§ **Dataset excerpts**
==============================

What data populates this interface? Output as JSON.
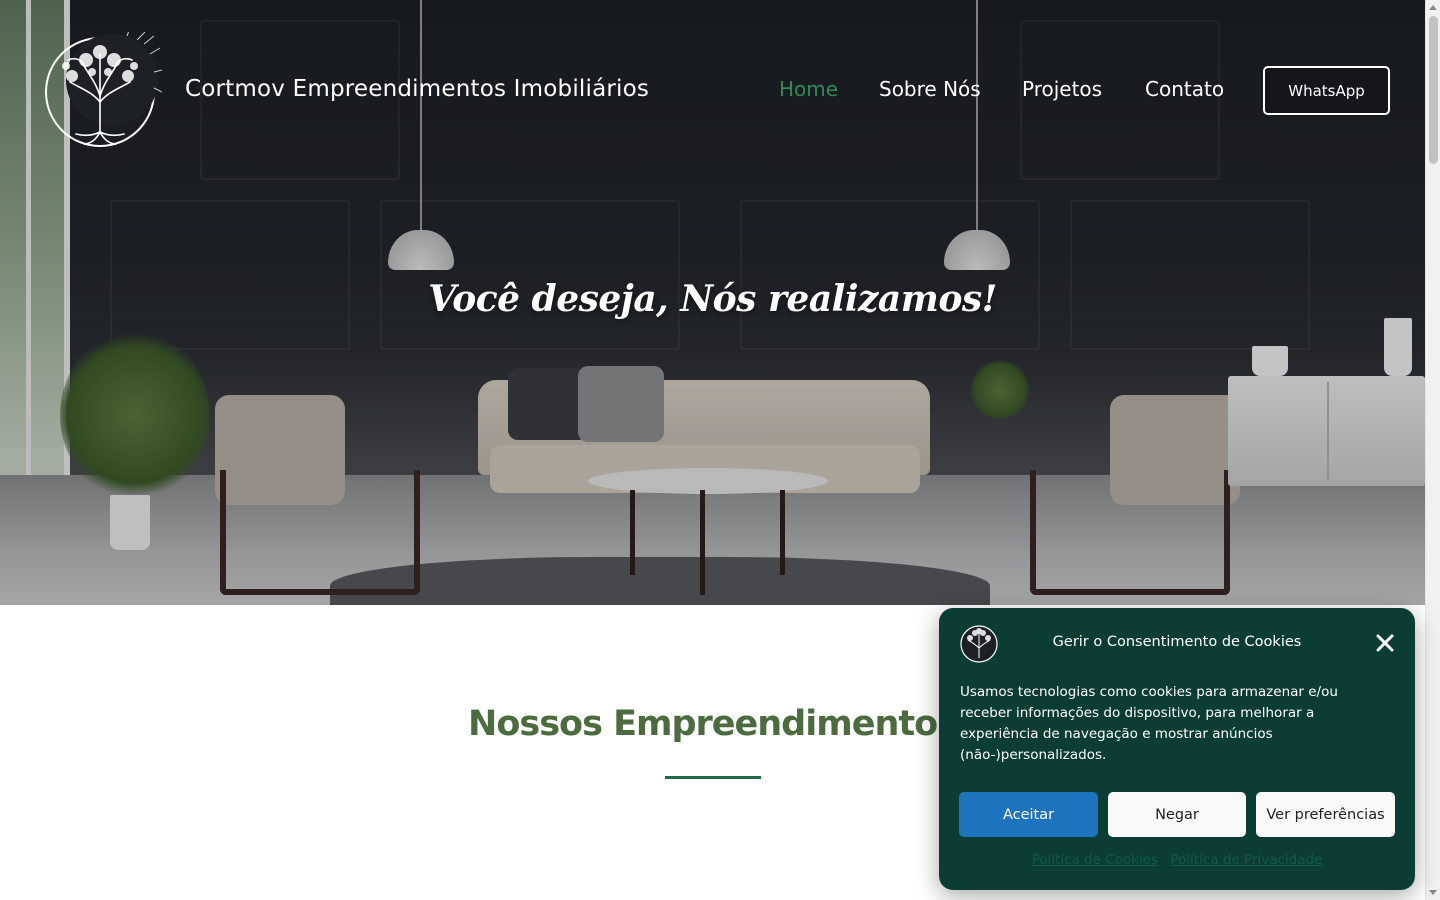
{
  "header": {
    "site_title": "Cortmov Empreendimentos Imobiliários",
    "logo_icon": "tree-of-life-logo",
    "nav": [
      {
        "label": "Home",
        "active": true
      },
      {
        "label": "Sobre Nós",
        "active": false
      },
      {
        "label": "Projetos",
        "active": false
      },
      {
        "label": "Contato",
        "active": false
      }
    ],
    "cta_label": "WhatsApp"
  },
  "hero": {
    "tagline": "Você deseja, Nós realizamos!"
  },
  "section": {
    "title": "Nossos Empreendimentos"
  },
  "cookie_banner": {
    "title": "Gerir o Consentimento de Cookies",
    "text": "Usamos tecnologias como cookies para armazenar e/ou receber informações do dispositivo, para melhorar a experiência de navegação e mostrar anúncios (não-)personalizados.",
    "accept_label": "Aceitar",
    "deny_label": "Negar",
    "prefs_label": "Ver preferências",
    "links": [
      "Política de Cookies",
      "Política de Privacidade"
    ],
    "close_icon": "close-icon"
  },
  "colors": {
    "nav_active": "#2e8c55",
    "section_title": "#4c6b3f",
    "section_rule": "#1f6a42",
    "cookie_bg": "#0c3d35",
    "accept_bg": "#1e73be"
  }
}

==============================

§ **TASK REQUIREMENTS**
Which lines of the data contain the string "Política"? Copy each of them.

§ **TASK RESPONSE**
      "Política de Cookies",
      "Política de Privacidade"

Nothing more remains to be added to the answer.